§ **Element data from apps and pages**

________________________________________

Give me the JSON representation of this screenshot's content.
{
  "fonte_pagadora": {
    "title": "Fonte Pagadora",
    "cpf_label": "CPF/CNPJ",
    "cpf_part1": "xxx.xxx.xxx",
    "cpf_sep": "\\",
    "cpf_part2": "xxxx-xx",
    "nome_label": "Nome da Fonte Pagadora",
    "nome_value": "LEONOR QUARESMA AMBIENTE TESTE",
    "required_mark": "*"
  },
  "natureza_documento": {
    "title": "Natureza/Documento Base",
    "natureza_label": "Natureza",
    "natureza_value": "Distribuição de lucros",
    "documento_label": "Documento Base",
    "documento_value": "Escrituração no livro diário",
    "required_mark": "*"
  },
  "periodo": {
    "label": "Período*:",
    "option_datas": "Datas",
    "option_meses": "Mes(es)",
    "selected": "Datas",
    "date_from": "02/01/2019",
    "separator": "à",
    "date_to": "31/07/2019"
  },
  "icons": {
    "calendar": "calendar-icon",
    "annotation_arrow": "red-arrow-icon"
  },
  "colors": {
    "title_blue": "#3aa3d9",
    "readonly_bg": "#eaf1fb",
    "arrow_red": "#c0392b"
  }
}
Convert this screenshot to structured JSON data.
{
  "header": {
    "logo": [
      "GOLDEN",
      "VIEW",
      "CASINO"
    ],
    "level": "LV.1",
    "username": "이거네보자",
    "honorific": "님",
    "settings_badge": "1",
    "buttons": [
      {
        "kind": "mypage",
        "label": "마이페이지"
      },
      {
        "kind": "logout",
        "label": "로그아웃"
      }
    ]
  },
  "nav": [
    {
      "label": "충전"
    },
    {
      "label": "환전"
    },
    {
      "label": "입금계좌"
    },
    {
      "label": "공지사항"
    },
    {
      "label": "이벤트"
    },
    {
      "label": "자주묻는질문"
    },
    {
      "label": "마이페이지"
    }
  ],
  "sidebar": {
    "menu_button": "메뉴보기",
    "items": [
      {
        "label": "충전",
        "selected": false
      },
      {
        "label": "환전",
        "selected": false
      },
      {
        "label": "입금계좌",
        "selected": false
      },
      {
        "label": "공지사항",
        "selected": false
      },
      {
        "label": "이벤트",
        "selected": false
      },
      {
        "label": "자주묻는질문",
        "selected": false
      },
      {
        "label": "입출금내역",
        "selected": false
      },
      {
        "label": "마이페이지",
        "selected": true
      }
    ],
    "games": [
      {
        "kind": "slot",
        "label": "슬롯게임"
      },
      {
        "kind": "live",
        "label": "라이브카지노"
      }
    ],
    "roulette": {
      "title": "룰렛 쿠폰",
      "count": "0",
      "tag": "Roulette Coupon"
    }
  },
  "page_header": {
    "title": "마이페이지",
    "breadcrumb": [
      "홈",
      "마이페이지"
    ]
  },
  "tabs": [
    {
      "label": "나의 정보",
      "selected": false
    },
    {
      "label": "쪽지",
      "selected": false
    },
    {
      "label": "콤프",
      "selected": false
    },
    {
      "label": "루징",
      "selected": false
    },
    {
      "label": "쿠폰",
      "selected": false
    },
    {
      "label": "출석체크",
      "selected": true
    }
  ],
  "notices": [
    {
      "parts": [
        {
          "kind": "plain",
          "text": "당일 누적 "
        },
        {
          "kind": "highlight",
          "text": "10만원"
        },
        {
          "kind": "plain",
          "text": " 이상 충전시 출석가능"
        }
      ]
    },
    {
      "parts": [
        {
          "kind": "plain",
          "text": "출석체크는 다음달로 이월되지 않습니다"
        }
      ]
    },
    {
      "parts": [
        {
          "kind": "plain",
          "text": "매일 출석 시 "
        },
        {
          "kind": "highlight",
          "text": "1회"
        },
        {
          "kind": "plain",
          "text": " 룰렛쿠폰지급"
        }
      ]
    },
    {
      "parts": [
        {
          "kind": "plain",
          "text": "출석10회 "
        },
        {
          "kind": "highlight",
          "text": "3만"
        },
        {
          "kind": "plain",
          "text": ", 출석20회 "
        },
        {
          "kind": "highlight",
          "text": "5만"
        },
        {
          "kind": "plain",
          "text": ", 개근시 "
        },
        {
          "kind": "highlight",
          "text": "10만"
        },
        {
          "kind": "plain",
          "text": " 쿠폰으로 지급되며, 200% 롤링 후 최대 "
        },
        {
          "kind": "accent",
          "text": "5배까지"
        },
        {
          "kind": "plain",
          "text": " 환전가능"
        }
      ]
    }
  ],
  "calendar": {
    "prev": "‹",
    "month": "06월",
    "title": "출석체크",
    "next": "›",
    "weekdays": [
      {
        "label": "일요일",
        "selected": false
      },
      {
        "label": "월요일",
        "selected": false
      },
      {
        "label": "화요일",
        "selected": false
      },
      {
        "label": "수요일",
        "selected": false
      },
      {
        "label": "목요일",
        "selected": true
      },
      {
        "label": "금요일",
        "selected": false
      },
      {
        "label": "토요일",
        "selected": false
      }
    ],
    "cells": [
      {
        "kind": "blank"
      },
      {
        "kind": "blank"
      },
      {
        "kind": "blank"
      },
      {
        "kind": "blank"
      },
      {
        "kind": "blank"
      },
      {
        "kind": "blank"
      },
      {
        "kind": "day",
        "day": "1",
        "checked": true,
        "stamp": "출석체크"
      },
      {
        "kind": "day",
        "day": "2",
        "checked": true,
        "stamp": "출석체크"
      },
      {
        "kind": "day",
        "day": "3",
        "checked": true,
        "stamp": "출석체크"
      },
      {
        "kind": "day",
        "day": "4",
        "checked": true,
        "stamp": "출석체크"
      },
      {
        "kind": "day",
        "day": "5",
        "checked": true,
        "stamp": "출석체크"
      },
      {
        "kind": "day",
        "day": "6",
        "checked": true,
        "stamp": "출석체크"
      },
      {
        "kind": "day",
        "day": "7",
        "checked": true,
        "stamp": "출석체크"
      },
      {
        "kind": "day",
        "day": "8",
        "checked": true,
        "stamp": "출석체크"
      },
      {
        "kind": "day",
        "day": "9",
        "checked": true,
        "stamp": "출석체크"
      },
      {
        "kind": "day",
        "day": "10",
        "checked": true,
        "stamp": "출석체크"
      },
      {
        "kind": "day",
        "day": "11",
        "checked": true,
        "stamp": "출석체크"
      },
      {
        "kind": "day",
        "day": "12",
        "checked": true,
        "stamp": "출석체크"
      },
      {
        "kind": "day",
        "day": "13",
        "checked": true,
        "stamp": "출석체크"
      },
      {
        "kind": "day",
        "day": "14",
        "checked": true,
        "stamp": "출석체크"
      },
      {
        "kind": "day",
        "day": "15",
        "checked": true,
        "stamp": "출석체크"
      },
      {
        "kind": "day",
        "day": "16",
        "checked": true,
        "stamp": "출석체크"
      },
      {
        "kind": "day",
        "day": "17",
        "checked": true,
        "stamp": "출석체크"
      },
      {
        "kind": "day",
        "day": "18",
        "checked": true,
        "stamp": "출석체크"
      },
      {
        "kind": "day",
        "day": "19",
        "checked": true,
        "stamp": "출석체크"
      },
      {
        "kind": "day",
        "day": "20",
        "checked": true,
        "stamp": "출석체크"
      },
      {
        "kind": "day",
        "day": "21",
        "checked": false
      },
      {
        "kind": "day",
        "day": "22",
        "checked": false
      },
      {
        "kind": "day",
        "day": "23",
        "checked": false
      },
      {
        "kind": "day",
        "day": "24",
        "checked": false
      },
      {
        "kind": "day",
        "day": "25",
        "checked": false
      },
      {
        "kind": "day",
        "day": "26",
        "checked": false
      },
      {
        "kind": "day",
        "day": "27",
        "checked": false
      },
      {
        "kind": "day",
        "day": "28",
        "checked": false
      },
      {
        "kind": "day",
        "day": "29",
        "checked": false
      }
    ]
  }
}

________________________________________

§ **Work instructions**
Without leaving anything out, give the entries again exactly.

§ **Written answer**
Give me the JSON representation of this screenshot's content.
{
  "fonte_pagadora": {
    "title": "Fonte Pagadora",
    "cpf_label": "CPF/CNPJ",
    "cpf_part1": "xxx.xxx.xxx",
    "cpf_sep": "\\",
    "cpf_part2": "xxxx-xx",
    "nome_label": "Nome da Fonte Pagadora",
    "nome_value": "LEONOR QUARESMA AMBIENTE TESTE",
    "required_mark": "*"
  },
  "natureza_documento": {
    "title": "Natureza/Documento Base",
    "natureza_label": "Natureza",
    "natureza_value": "Distribuição de lucros",
    "documento_label": "Documento Base",
    "documento_value": "Escrituração no livro diário",
    "required_mark": "*"
  },
  "periodo": {
    "label": "Período*:",
    "option_datas": "Datas",
    "option_meses": "Mes(es)",
    "selected": "Datas",
    "date_from": "02/01/2019",
    "separator": "à",
    "date_to": "31/07/2019"
  },
  "icons": {
    "calendar": "calendar-icon",
    "annotation_arrow": "red-arrow-icon"
  },
  "colors": {
    "title_blue": "#3aa3d9",
    "readonly_bg": "#eaf1fb",
    "arrow_red": "#c0392b"
  }
}
Convert this screenshot to structured JSON data.
{
  "header": {
    "logo": [
      "GOLDEN",
      "VIEW",
      "CASINO"
    ],
    "level": "LV.1",
    "username": "이거네보자",
    "honorific": "님",
    "settings_badge": "1",
    "buttons": [
      {
        "kind": "mypage",
        "label": "마이페이지"
      },
      {
        "kind": "logout",
        "label": "로그아웃"
      }
    ]
  },
  "nav": [
    {
      "label": "충전"
    },
    {
      "label": "환전"
    },
    {
      "label": "입금계좌"
    },
    {
      "label": "공지사항"
    },
    {
      "label": "이벤트"
    },
    {
      "label": "자주묻는질문"
    },
    {
      "label": "마이페이지"
    }
  ],
  "sidebar": {
    "menu_button": "메뉴보기",
    "items": [
      {
        "label": "충전",
        "selected": false
      },
      {
        "label": "환전",
        "selected": false
      },
      {
        "label": "입금계좌",
        "selected": false
      },
      {
        "label": "공지사항",
        "selected": false
      },
      {
        "label": "이벤트",
        "selected": false
      },
      {
        "label": "자주묻는질문",
        "selected": false
      },
      {
        "label": "입출금내역",
        "selected": false
      },
      {
        "label": "마이페이지",
        "selected": true
      }
    ],
    "games": [
      {
        "kind": "slot",
        "label": "슬롯게임"
      },
      {
        "kind": "live",
        "label": "라이브카지노"
      }
    ],
    "roulette": {
      "title": "룰렛 쿠폰",
      "count": "0",
      "tag": "Roulette Coupon"
    }
  },
  "page_header": {
    "title": "마이페이지",
    "breadcrumb": [
      "홈",
      "마이페이지"
    ]
  },
  "tabs": [
    {
      "label": "나의 정보",
      "selected": false
    },
    {
      "label": "쪽지",
      "selected": false
    },
    {
      "label": "콤프",
      "selected": false
    },
    {
      "label": "루징",
      "selected": false
    },
    {
      "label": "쿠폰",
      "selected": false
    },
    {
      "label": "출석체크",
      "selected": true
    }
  ],
  "notices": [
    {
      "parts": [
        {
          "kind": "plain",
          "text": "당일 누적 "
        },
        {
          "kind": "highlight",
          "text": "10만원"
        },
        {
          "kind": "plain",
          "text": " 이상 충전시 출석가능"
        }
      ]
    },
    {
      "parts": [
        {
          "kind": "plain",
          "text": "출석체크는 다음달로 이월되지 않습니다"
        }
      ]
    },
    {
      "parts": [
        {
          "kind": "plain",
          "text": "매일 출석 시 "
        },
        {
          "kind": "highlight",
          "text": "1회"
        },
        {
          "kind": "plain",
          "text": " 룰렛쿠폰지급"
        }
      ]
    },
    {
      "parts": [
        {
          "kind": "plain",
          "text": "출석10회 "
        },
        {
          "kind": "highlight",
          "text": "3만"
        },
        {
          "kind": "plain",
          "text": ", 출석20회 "
        },
        {
          "kind": "highlight",
          "text": "5만"
        },
        {
          "kind": "plain",
          "text": ", 개근시 "
        },
        {
          "kind": "highlight",
          "text": "10만"
        },
        {
          "kind": "plain",
          "text": " 쿠폰으로 지급되며, 200% 롤링 후 최대 "
        },
        {
          "kind": "accent",
          "text": "5배까지"
        },
        {
          "kind": "plain",
          "text": " 환전가능"
        }
      ]
    }
  ],
  "calendar": {
    "prev": "‹",
    "month": "06월",
    "title": "출석체크",
    "next": "›",
    "weekdays": [
      {
        "label": "일요일",
        "selected": false
      },
      {
        "label": "월요일",
        "selected": false
      },
      {
        "label": "화요일",
        "selected": false
      },
      {
        "label": "수요일",
        "selected": false
      },
      {
        "label": "목요일",
        "selected": true
      },
      {
        "label": "금요일",
        "selected": false
      },
      {
        "label": "토요일",
        "selected": false
      }
    ],
    "cells": [
      {
        "kind": "blank"
      },
      {
        "kind": "blank"
      },
      {
        "kind": "blank"
      },
      {
        "kind": "blank"
      },
      {
        "kind": "blank"
      },
      {
        "kind": "blank"
      },
      {
        "kind": "day",
        "day": "1",
        "checked": true,
        "stamp": "출석체크"
      },
      {
        "kind": "day",
        "day": "2",
        "checked": true,
        "stamp": "출석체크"
      },
      {
        "kind": "day",
        "day": "3",
        "checked": true,
        "stamp": "출석체크"
      },
      {
        "kind": "day",
        "day": "4",
        "checked": true,
        "stamp": "출석체크"
      },
      {
        "kind": "day",
        "day": "5",
        "checked": true,
        "stamp": "출석체크"
      },
      {
        "kind": "day",
        "day": "6",
        "checked": true,
        "stamp": "출석체크"
      },
      {
        "kind": "day",
        "day": "7",
        "checked": true,
        "stamp": "출석체크"
      },
      {
        "kind": "day",
        "day": "8",
        "checked": true,
        "stamp": "출석체크"
      },
      {
        "kind": "day",
        "day": "9",
        "checked": true,
        "stamp": "출석체크"
      },
      {
        "kind": "day",
        "day": "10",
        "checked": true,
        "stamp": "출석체크"
      },
      {
        "kind": "day",
        "day": "11",
        "checked": true,
        "stamp": "출석체크"
      },
      {
        "kind": "day",
        "day": "12",
        "checked": true,
        "stamp": "출석체크"
      },
      {
        "kind": "day",
        "day": "13",
        "checked": true,
        "stamp": "출석체크"
      },
      {
        "kind": "day",
        "day": "14",
        "checked": true,
        "stamp": "출석체크"
      },
      {
        "kind": "day",
        "day": "15",
        "checked": true,
        "stamp": "출석체크"
      },
      {
        "kind": "day",
        "day": "16",
        "checked": true,
        "stamp": "출석체크"
      },
      {
        "kind": "day",
        "day": "17",
        "checked": true,
        "stamp": "출석체크"
      },
      {
        "kind": "day",
        "day": "18",
        "checked": true,
        "stamp": "출석체크"
      },
      {
        "kind": "day",
        "day": "19",
        "checked": true,
        "stamp": "출석체크"
      },
      {
        "kind": "day",
        "day": "20",
        "checked": true,
        "stamp": "출석체크"
      },
      {
        "kind": "day",
        "day": "21",
        "checked": false
      },
      {
        "kind": "day",
        "day": "22",
        "checked": false
      },
      {
        "kind": "day",
        "day": "23",
        "checked": false
      },
      {
        "kind": "day",
        "day": "24",
        "checked": false
      },
      {
        "kind": "day",
        "day": "25",
        "checked": false
      },
      {
        "kind": "day",
        "day": "26",
        "checked": false
      },
      {
        "kind": "day",
        "day": "27",
        "checked": false
      },
      {
        "kind": "day",
        "day": "28",
        "checked": false
      },
      {
        "kind": "day",
        "day": "29",
        "checked": false
      }
    ]
  }
}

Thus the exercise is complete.